● **Task inputs**:

□ □ □ □

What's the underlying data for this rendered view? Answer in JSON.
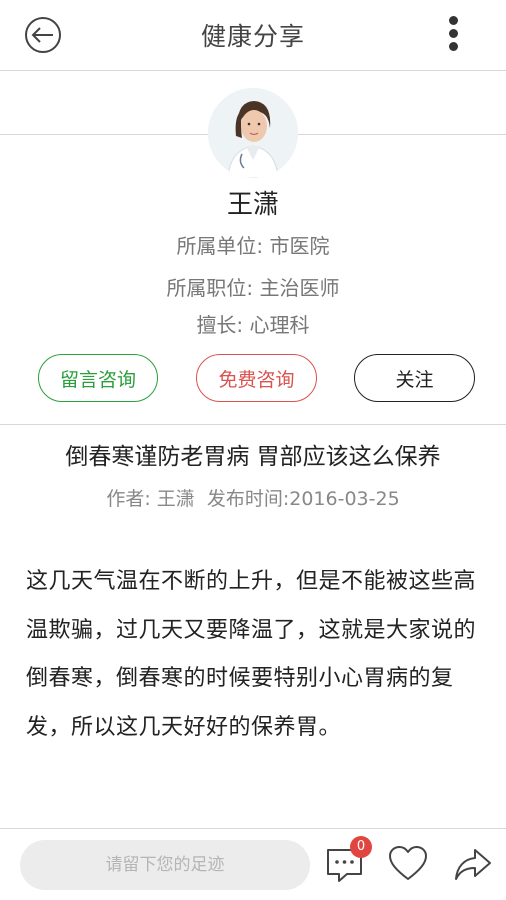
{
  "header": {
    "title": "健康分享",
    "back_icon": "back-arrow-icon",
    "more_icon": "more-vertical-icon"
  },
  "doctor": {
    "name": "王潇",
    "unit": "所属单位: 市医院",
    "position": "所属职位: 主治医师",
    "specialty": "擅长: 心理科"
  },
  "actions": {
    "message_consult": "留言咨询",
    "free_consult": "免费咨询",
    "follow": "关注"
  },
  "article": {
    "title": "倒春寒谨防老胃病 胃部应该这么保养",
    "meta": "作者: 王潇  发布时间:2016-03-25",
    "body": "这几天气温在不断的上升，但是不能被这些高温欺骗，过几天又要降温了，这就是大家说的倒春寒，倒春寒的时候要特别小心胃病的复发，所以这几天好好的保养胃。"
  },
  "bottom_bar": {
    "comment_placeholder": "请留下您的足迹",
    "comment_count": "0",
    "comment_icon": "comment-icon",
    "like_icon": "heart-icon",
    "share_icon": "share-icon"
  },
  "colors": {
    "green": "#2aa03c",
    "red": "#d9534f",
    "badge": "#e0463f"
  }
}
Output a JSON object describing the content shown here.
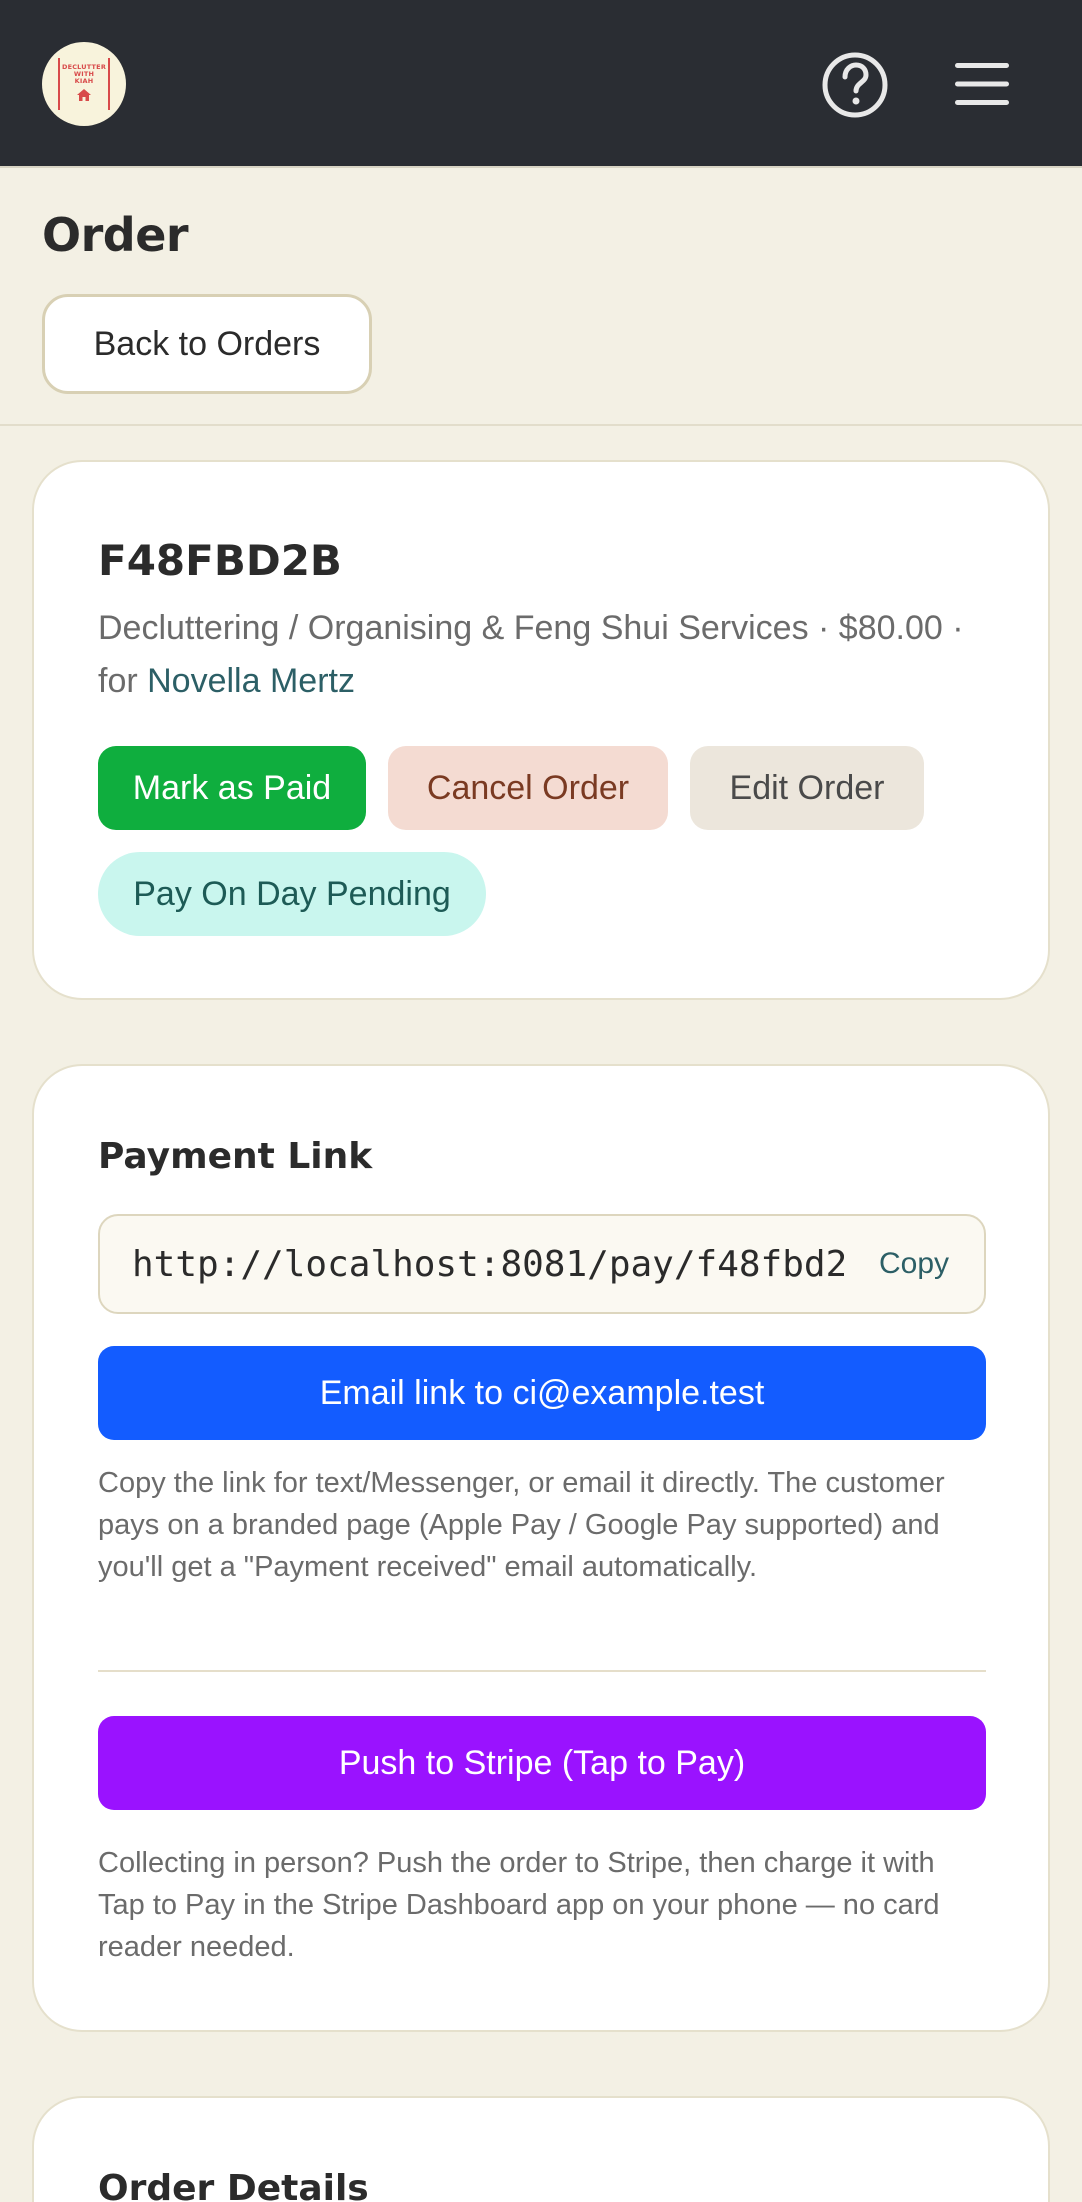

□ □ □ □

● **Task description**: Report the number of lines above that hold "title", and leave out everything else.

● **Solution to this task**: 2